Data records for software interfaces:

____

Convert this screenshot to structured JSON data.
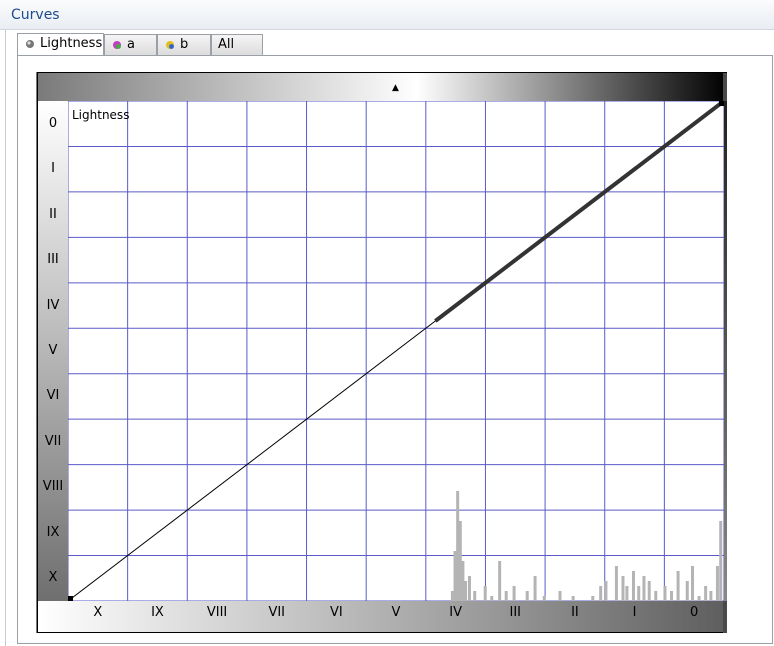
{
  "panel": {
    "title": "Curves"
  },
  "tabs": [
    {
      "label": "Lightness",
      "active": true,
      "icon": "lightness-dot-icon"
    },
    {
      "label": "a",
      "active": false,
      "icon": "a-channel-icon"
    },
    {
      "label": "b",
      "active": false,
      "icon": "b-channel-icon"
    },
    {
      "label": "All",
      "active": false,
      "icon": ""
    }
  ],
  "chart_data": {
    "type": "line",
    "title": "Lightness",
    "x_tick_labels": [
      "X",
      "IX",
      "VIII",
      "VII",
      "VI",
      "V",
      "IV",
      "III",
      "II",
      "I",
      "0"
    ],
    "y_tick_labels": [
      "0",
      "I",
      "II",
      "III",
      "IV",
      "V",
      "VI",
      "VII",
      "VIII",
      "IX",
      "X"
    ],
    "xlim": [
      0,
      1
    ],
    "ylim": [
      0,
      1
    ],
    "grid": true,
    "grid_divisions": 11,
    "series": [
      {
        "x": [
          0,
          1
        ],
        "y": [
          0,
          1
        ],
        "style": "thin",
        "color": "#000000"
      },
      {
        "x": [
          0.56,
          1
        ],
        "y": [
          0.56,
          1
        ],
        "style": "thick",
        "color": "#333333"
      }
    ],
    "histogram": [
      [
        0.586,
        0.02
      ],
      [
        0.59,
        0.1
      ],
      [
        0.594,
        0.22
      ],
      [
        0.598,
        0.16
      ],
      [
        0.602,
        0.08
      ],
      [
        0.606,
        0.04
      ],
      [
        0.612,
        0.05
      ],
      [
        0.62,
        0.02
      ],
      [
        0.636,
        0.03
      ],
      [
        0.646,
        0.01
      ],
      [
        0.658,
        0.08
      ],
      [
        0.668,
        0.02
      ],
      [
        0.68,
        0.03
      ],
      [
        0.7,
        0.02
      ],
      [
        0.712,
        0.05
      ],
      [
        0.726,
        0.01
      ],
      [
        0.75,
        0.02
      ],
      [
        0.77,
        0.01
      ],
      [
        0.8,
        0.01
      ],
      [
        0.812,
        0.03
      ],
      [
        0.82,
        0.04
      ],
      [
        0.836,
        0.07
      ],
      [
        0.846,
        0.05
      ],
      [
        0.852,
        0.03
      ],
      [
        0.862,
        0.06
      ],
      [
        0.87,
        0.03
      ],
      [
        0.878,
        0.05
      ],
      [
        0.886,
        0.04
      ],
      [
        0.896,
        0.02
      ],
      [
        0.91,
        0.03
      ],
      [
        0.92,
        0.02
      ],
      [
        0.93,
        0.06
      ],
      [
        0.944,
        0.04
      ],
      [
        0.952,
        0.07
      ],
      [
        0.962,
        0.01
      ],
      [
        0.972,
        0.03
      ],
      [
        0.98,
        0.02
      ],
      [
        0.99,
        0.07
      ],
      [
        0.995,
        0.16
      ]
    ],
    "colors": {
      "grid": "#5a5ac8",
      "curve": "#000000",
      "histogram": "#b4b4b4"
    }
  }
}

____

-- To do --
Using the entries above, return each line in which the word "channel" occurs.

-- Output for this task --
      "icon": "a-channel-icon"
      "icon": "b-channel-icon"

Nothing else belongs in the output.